- What to do: The required output is the line containing "Extract the structured" followed by every later line through the end of the data, all reproduced exactly.

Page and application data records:
============

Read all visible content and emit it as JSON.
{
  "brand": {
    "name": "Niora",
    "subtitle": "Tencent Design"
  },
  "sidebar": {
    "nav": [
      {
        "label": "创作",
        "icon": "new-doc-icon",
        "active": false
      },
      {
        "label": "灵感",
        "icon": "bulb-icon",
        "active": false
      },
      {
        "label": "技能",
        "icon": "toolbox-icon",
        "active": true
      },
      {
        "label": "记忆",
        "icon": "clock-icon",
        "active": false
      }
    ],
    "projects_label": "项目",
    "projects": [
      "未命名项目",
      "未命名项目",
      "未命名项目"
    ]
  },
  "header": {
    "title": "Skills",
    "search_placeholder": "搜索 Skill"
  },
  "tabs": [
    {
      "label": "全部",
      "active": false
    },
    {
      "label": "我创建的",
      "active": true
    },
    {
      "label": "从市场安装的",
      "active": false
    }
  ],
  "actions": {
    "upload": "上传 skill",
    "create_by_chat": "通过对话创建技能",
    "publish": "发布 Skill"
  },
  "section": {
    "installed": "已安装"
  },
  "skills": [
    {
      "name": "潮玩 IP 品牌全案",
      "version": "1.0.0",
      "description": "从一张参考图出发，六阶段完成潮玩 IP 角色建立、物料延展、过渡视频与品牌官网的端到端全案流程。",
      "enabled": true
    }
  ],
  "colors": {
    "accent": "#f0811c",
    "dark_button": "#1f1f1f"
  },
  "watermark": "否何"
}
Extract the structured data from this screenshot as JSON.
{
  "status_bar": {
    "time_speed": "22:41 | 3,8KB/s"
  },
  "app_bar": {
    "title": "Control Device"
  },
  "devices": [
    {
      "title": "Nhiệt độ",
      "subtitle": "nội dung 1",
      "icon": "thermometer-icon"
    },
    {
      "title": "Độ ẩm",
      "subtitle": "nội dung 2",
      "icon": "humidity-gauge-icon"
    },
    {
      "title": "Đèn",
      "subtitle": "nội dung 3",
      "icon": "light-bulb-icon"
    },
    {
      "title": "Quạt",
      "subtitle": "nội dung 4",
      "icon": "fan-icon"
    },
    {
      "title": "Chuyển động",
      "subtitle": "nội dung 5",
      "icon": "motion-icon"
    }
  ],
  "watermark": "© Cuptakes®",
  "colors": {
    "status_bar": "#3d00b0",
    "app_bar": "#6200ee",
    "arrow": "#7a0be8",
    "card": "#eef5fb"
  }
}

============

- Result below:
Extract the structured data from this screenshot as JSON.
{
  "status_bar": {
    "time_speed": "22:41 | 3,8KB/s"
  },
  "app_bar": {
    "title": "Control Device"
  },
  "devices": [
    {
      "title": "Nhiệt độ",
      "subtitle": "nội dung 1",
      "icon": "thermometer-icon"
    },
    {
      "title": "Độ ẩm",
      "subtitle": "nội dung 2",
      "icon": "humidity-gauge-icon"
    },
    {
      "title": "Đèn",
      "subtitle": "nội dung 3",
      "icon": "light-bulb-icon"
    },
    {
      "title": "Quạt",
      "subtitle": "nội dung 4",
      "icon": "fan-icon"
    },
    {
      "title": "Chuyển động",
      "subtitle": "nội dung 5",
      "icon": "motion-icon"
    }
  ],
  "watermark": "© Cuptakes®",
  "colors": {
    "status_bar": "#3d00b0",
    "app_bar": "#6200ee",
    "arrow": "#7a0be8",
    "card": "#eef5fb"
  }
}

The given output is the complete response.